Testing, Testing
Posted on 10/10/2018

By Enoc Curiel
Oct. 10, 2018
  

Dobie freshman, sophomores, and juniors tackled the Preliminary Scholastic Aptitude Test, or less intimidatingly known as the PSAT, Oct. 10 on both campuses. 

The PSAT is taken nationwide as preparation for the SAT, the standardized college admission test.
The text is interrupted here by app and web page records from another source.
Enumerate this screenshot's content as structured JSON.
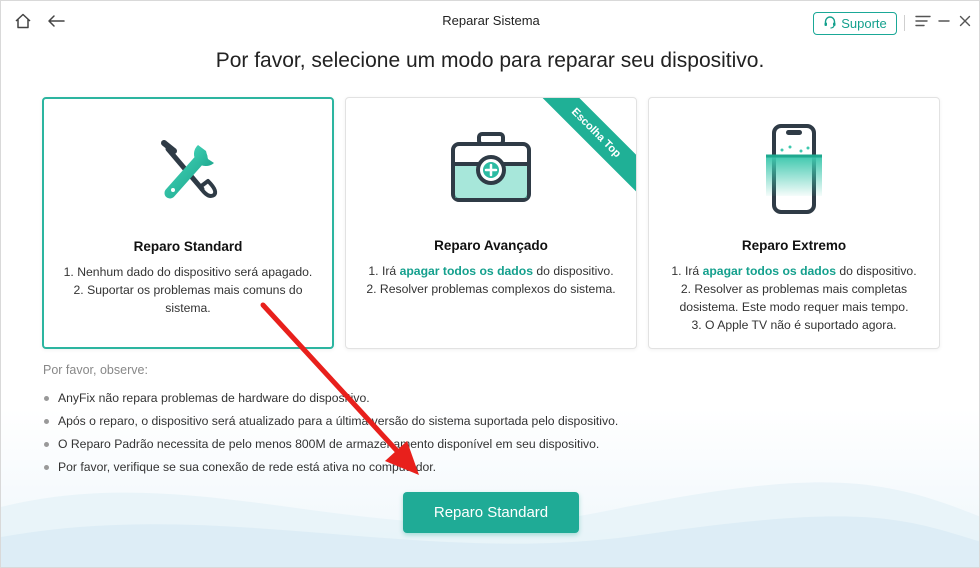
{
  "window": {
    "title": "Reparar Sistema"
  },
  "toolbar": {
    "support_label": "Suporte"
  },
  "heading": "Por favor, selecione um modo para reparar seu dispositivo.",
  "cards": [
    {
      "title": "Reparo Standard",
      "lines": [
        "1. Nenhum dado do dispositivo será apagado.",
        "2. Suportar os problemas mais comuns do sistema."
      ]
    },
    {
      "title": "Reparo Avançado",
      "badge": "Escolha Top",
      "line1_pre": "1. Irá ",
      "line1_hl": "apagar todos os dados",
      "line1_post": " do dispositivo.",
      "line2": "2. Resolver problemas complexos do sistema."
    },
    {
      "title": "Reparo Extremo",
      "line1_pre": "1. Irá ",
      "line1_hl": "apagar todos os dados",
      "line1_post": " do dispositivo.",
      "line2": "2. Resolver as problemas mais completas dosistema. Este modo requer mais tempo.",
      "line3": "3. O Apple TV não é suportado agora."
    }
  ],
  "notes": {
    "title": "Por favor, observe:",
    "items": [
      "AnyFix não repara problemas de hardware do dispositivo.",
      "Após o reparo, o dispositivo será atualizado para a última versão do sistema suportada pelo dispositivo.",
      "O Reparo Padrão necessita de pelo menos 800M de armazenamento disponível em seu dispositivo.",
      "Por favor, verifique se sua conexão de rede está ativa no computador."
    ]
  },
  "primary_button": {
    "label": "Reparo Standard"
  },
  "colors": {
    "accent": "#1fab96",
    "arrow": "#e8201c"
  },
  "icons": [
    "home-icon",
    "back-icon",
    "headset-icon",
    "menu-icon",
    "minimize-icon",
    "close-icon",
    "tools-icon",
    "medical-kit-icon",
    "phone-scan-icon"
  ]
}
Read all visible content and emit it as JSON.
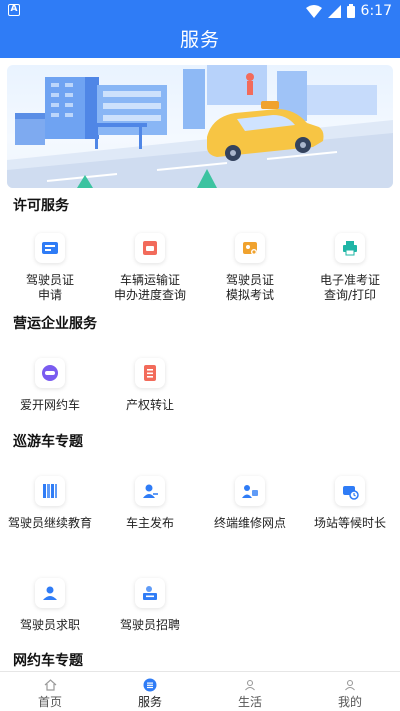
{
  "status_bar": {
    "left_icon": "A",
    "time": "6:17"
  },
  "header": {
    "title": "服务"
  },
  "sections": [
    {
      "title": "许可服务",
      "items": [
        {
          "lines": [
            "驾驶员证",
            "申请"
          ],
          "icon": "driver-license-icon"
        },
        {
          "lines": [
            "车辆运输证",
            "申办进度查询"
          ],
          "icon": "vehicle-certificate-icon"
        },
        {
          "lines": [
            "驾驶员证",
            "模拟考试"
          ],
          "icon": "mock-exam-icon"
        },
        {
          "lines": [
            "电子准考证",
            "查询/打印"
          ],
          "icon": "printer-icon"
        }
      ]
    },
    {
      "title": "营运企业服务",
      "items": [
        {
          "lines": [
            "爱开网约车"
          ],
          "icon": "ride-hailing-icon"
        },
        {
          "lines": [
            "产权转让"
          ],
          "icon": "property-transfer-icon"
        }
      ]
    },
    {
      "title": "巡游车专题",
      "items": [
        {
          "lines": [
            "驾驶员继续教育"
          ],
          "icon": "books-icon"
        },
        {
          "lines": [
            "车主发布"
          ],
          "icon": "owner-publish-icon"
        },
        {
          "lines": [
            "终端维修网点"
          ],
          "icon": "repair-icon"
        },
        {
          "lines": [
            "场站等候时长"
          ],
          "icon": "station-wait-icon"
        },
        {
          "lines": [
            "驾驶员求职"
          ],
          "icon": "job-seeker-icon"
        },
        {
          "lines": [
            "驾驶员招聘"
          ],
          "icon": "recruitment-icon"
        }
      ]
    },
    {
      "title": "网约车专题",
      "items": []
    }
  ],
  "bottom_nav": [
    {
      "label": "首页",
      "icon": "home-icon"
    },
    {
      "label": "服务",
      "icon": "service-icon",
      "active": true
    },
    {
      "label": "生活",
      "icon": "life-icon"
    },
    {
      "label": "我的",
      "icon": "profile-icon"
    }
  ],
  "colors": {
    "primary": "#2f7cf6",
    "accent_orange": "#f0a22e",
    "accent_red": "#f26b5b",
    "accent_purple": "#7a5cf0"
  }
}
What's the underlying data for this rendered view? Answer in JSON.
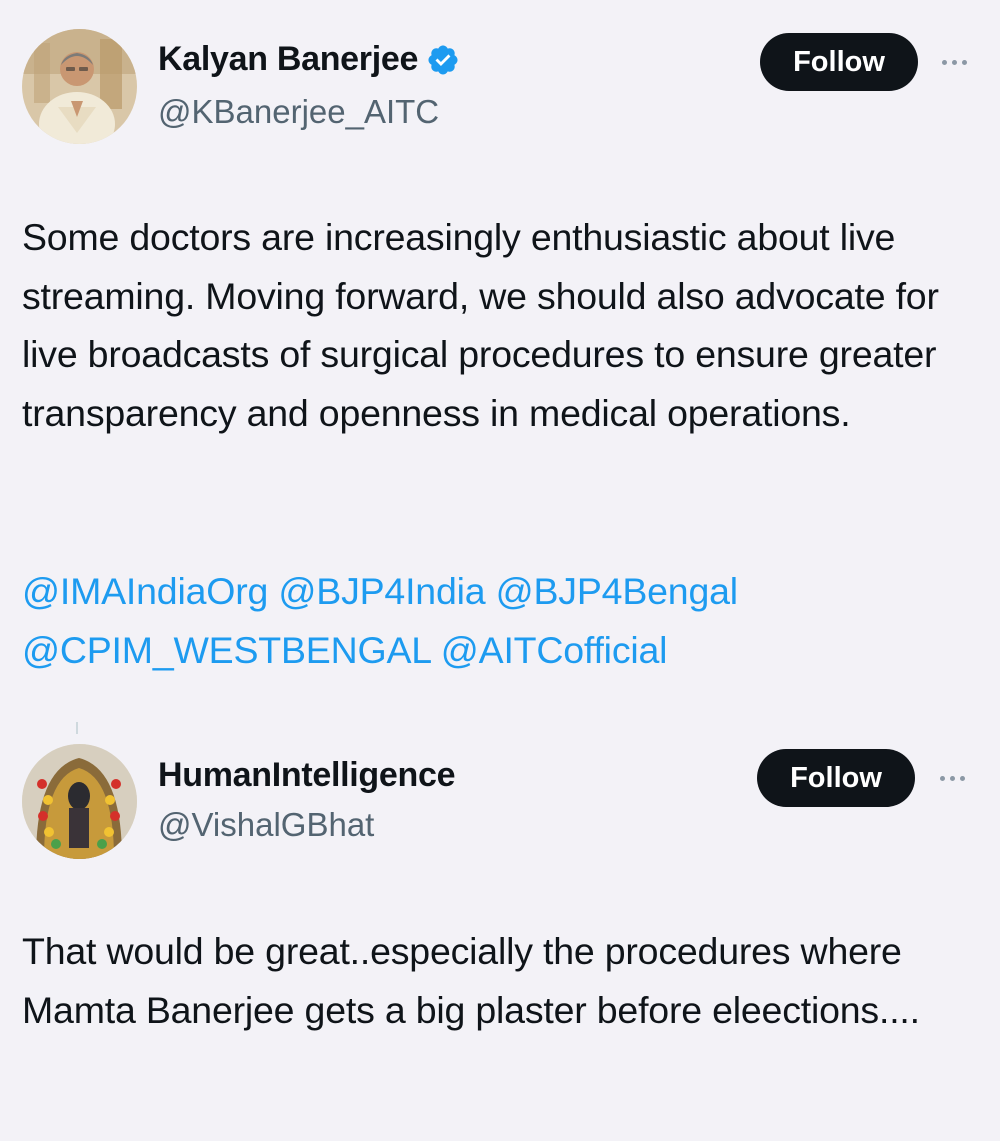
{
  "tweets": [
    {
      "display_name": "Kalyan Banerjee",
      "verified": true,
      "handle": "@KBanerjee_AITC",
      "follow_label": "Follow",
      "text": "Some doctors are increasingly enthusiastic about live streaming. Moving forward, we should also advocate for live broadcasts of surgical procedures to ensure greater transparency and openness in medical operations.",
      "mentions": [
        "@IMAIndiaOrg",
        "@BJP4India",
        "@BJP4Bengal",
        "@CPIM_WESTBENGAL",
        "@AITCofficial"
      ]
    },
    {
      "display_name": "HumanIntelligence",
      "verified": false,
      "handle": "@VishalGBhat",
      "follow_label": "Follow",
      "text": "That would be great..especially the procedures where Mamta Banerjee gets a big plaster before eleections...."
    }
  ],
  "colors": {
    "background": "#f3f2f7",
    "text": "#0f1419",
    "secondary_text": "#536471",
    "link": "#1d9bf0",
    "verified": "#1d9bf0",
    "follow_button_bg": "#0f1419"
  },
  "icons": {
    "verified": "verified-badge-icon",
    "more": "more-options-icon"
  }
}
Although the PSAT does not count for admission, it is the qualification test for the National Merit Scholarship, making it  potentially vital to future success.

“I think it is crucial because it is the first test you will take before many other similar standardized tests in your career.” said Counselor Teresa Jack. “If you want to be a lawyer you take the LSAT, if you want to be a doctor you take the USMLE, and any other career path has its own test, so it’s important you get exposed to the format.”

The PSAT tests a broad range of reading, writing, and math skills through timed sections. For example, the reading section may give the student 60 minutes to answer 47 questions. This fast paced test is challenging for many students.

 “The most difficult part of the PSAT for me is actually answering all the questions before time runs out,” said junior Oscar Velasquez.”

The school has several resources to prepare for both the PSAT and SAT, including test prep courses and online and physical test books.

Dobie also endorses Khan Academy, an education website, for preparation for the exam.

“I use Khan Academy,” said Emily Reyes. “I like how accessible it is and the format of its questions lets me familiarize myself with what I could encounter later.”

In most schools throughout the country, students must register and pay a fee to take the PSAT. For a number of years, Pasadena Independent School District has decided to administer the test for free to every student in hopes of fostering further future success.

 “I hope every student takes an advantage of this opportunity,” said Ms. Jack. “It is not normal for schools to give the exam for everyone.”